Component data from apps and pages:
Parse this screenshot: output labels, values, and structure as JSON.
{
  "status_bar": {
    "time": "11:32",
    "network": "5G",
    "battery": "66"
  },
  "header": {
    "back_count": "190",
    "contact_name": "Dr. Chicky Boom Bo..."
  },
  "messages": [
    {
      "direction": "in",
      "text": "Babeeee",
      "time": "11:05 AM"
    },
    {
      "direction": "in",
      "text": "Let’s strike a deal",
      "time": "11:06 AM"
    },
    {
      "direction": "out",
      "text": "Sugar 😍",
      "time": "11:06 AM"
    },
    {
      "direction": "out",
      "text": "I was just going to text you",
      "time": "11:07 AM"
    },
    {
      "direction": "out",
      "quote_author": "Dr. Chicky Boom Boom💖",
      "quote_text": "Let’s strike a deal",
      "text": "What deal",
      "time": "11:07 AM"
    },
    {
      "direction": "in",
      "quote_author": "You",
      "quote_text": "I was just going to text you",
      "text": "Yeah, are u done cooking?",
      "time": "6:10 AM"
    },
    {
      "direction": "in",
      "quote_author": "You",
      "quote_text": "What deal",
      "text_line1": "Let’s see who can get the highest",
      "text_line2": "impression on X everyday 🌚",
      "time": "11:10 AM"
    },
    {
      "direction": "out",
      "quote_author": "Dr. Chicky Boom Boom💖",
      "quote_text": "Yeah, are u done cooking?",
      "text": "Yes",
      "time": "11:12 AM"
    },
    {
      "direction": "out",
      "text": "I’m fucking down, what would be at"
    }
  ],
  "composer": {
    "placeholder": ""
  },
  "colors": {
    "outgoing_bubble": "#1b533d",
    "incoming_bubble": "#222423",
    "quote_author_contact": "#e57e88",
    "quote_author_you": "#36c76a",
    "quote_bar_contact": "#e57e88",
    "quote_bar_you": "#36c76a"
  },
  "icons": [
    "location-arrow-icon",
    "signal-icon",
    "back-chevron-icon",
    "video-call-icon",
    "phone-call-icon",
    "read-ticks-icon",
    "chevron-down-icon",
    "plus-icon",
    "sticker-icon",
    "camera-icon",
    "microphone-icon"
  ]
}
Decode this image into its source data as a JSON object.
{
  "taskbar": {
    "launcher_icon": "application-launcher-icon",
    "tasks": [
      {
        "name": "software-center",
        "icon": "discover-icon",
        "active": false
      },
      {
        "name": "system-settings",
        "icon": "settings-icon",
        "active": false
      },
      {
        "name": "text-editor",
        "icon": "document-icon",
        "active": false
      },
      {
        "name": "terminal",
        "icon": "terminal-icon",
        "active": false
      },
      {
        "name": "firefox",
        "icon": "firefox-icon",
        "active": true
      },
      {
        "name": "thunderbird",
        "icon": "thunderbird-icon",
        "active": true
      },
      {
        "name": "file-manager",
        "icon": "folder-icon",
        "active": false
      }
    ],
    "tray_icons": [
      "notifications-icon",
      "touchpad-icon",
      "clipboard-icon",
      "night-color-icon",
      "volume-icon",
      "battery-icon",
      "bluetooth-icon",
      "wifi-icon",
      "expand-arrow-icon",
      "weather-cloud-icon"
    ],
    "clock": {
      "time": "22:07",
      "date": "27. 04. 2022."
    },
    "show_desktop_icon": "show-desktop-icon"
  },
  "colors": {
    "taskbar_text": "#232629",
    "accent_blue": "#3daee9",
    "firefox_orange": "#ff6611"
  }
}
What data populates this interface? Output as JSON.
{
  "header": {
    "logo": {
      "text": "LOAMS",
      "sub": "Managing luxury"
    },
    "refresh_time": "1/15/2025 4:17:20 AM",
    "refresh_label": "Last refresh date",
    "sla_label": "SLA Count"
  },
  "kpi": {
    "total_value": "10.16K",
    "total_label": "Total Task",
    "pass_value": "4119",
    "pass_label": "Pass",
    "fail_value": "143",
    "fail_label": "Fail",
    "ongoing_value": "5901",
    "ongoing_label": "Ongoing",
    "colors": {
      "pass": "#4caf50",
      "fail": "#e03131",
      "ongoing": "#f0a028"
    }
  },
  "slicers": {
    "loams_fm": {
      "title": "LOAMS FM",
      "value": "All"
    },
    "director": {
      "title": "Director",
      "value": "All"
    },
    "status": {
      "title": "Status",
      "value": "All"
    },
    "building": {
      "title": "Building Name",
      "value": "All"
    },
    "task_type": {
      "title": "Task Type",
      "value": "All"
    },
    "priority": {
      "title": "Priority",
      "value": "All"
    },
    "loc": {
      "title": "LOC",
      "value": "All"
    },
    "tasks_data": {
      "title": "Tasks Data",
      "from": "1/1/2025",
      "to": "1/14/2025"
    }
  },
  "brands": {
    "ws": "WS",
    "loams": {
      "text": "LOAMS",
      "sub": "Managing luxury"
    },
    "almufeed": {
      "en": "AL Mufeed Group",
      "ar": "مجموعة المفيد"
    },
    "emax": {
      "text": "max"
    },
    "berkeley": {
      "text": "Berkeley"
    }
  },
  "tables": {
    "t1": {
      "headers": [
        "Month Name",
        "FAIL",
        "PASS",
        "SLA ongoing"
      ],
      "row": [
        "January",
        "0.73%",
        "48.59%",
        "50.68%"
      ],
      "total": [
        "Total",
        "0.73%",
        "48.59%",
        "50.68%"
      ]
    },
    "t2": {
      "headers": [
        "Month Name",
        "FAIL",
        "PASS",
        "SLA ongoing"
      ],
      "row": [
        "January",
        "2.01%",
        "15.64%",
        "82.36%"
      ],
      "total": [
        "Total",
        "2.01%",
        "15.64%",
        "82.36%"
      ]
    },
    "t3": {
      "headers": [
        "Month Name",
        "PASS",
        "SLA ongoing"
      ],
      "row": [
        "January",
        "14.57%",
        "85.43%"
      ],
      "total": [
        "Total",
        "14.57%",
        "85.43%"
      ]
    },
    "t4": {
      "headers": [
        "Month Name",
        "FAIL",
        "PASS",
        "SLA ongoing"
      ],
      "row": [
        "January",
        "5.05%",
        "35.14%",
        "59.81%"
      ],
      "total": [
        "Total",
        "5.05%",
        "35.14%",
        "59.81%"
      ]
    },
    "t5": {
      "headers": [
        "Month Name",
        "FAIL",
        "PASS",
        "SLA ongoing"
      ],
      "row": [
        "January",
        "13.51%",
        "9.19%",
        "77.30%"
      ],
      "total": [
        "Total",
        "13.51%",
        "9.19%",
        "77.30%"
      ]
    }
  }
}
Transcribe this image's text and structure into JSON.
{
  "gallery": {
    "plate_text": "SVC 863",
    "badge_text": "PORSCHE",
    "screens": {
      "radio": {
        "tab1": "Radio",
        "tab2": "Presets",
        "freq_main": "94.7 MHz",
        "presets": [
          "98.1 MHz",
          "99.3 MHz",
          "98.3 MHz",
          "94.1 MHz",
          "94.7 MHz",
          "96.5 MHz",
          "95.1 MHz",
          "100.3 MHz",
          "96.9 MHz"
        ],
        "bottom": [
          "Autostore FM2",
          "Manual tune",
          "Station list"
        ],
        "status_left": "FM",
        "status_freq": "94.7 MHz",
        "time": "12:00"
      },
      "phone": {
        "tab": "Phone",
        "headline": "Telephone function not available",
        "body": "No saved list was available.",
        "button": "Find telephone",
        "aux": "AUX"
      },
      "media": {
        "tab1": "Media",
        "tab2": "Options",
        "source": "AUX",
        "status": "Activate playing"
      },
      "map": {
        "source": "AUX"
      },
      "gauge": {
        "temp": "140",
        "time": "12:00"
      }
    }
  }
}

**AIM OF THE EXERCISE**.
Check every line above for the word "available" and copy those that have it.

**SOLUTION TO THE EXERCISE**.
        "headline": "Telephone function not available",
        "body": "No saved list was available.",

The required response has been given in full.